Third Sunday After the Epiphany, Year B: Mark 1:14-20: Following Jesus

Bologna - Jesus call the Apostles St. Andrew and John

Source: iStockphoto.com

You can see all the lectionary readings for the Third Sunday after the Epiphany, Year B by clicking here. I have chosen to discuss the passage from the Gospel of Mark.

Today’s story is at the early part of Jesus’ ministry. He goes into Galilee to tell people about God. He tells them that God’s kingdom is near and they need to change their hearts and believe the Good News.

 

One day as he’s walking by Lake Galilee, he sees two brothers, Simon and Andrew. They are fisherman so of course they are doing their work and throwing a net into the lake for fish.

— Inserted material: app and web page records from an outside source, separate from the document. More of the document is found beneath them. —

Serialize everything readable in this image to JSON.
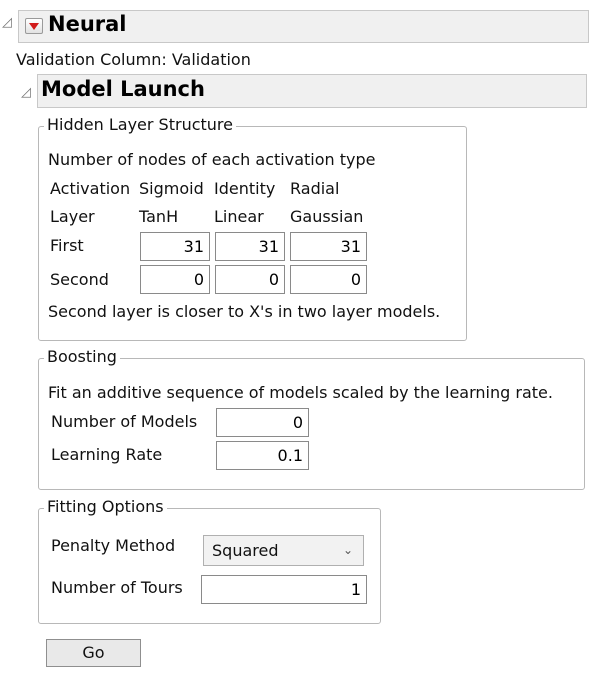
{
  "neural": {
    "title": "Neural",
    "validation": "Validation Column: Validation"
  },
  "model_launch": {
    "title": "Model Launch"
  },
  "hidden_layer": {
    "legend": "Hidden Layer Structure",
    "description": "Number of nodes of each activation type",
    "header_activation": "Activation",
    "header_layer": "Layer",
    "col1_top": "Sigmoid",
    "col1_bottom": "TanH",
    "col2_top": "Identity",
    "col2_bottom": "Linear",
    "col3_top": "Radial",
    "col3_bottom": "Gaussian",
    "rows": [
      {
        "label": "First",
        "tanh": "31",
        "linear": "31",
        "gaussian": "31"
      },
      {
        "label": "Second",
        "tanh": "0",
        "linear": "0",
        "gaussian": "0"
      }
    ],
    "note": "Second layer is closer to X's in two layer models."
  },
  "boosting": {
    "legend": "Boosting",
    "description": "Fit an additive sequence of models scaled by the learning rate.",
    "num_models_label": "Number of Models",
    "num_models_value": "0",
    "learning_rate_label": "Learning Rate",
    "learning_rate_value": "0.1"
  },
  "fitting": {
    "legend": "Fitting Options",
    "penalty_label": "Penalty Method",
    "penalty_value": "Squared",
    "tours_label": "Number of Tours",
    "tours_value": "1"
  },
  "go_label": "Go",
  "icons": {
    "disclosure": "disclosure-triangle-icon",
    "hotspot": "red-triangle-menu-icon",
    "dropdown": "chevron-down-icon"
  },
  "colors": {
    "hotspot_red": "#d11a1a",
    "header_bg": "#f0f0f0"
  }
}
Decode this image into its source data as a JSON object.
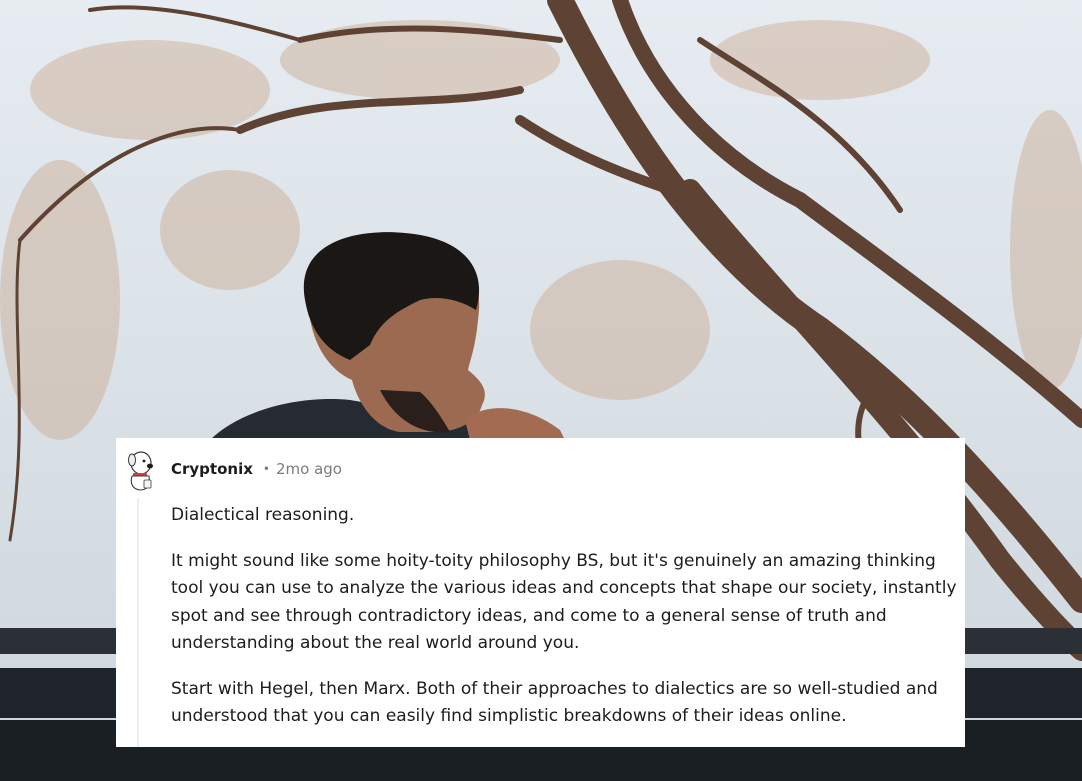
{
  "comment": {
    "username": "Cryptonix",
    "separator": "•",
    "timestamp": "2mo ago",
    "avatar_icon": "snoo-dog-avatar-icon",
    "paragraphs": [
      "Dialectical reasoning.",
      "It might sound like some hoity-toity philosophy BS, but it's genuinely an amazing thinking tool you can use to analyze the various ideas and concepts that shape our society, instantly spot and see through contradictory ideas, and come to a general sense of truth and understanding about the real world around you.",
      "Start with Hegel, then Marx. Both of their approaches to dialectics are so well-studied and understood that you can easily find simplistic breakdowns of their ideas online."
    ]
  },
  "colors": {
    "sky": "#dfe6ec",
    "branches": "#6b4a3a",
    "card_bg": "#ffffff",
    "text": "#1c1c1c",
    "meta": "#7c7c7c",
    "thread_line": "#edeff1"
  }
}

Jesus tells them, “Come, follow me, and I will make you a different kind of fishermen. You will bring in people, not fish.”  They immediately stop fishing and follow him.  I love the idea of this.  Here are these two regular guys out fishing for a living.  Jesus walks up and is like, “OK, quit that and I’ll teach you how to fish for people.” And they’re like, “OK, let’s go.”  In the version of this story found in Luke’s gospel, more happens (you can read it here) but it’s amazing to imagine these two guys just dropping their nets and taking off with Jesus.  How amazing Jesus was and is to affect people that way.

Jesus continues walking by the lake and sees James and John, who are called the sons of Zebedee (they are also brothers). They were preparing their nets on their boat. Their father and other men were also in the boat. Jesus also told these brothers to come, so they up and left the boat, leaving their father and the other men to follow Jesus. Again, there’s more to the story in the link above in Luke’s gospel. Again I love the idea that Jesus so wowed them that they abandoned their profession right then and there and went to follow him.

What are you prepared to change in your life to follow Christ? Is there anything you need to abandon to be a true Christ-follower? How can you change your heart and life to really follow him?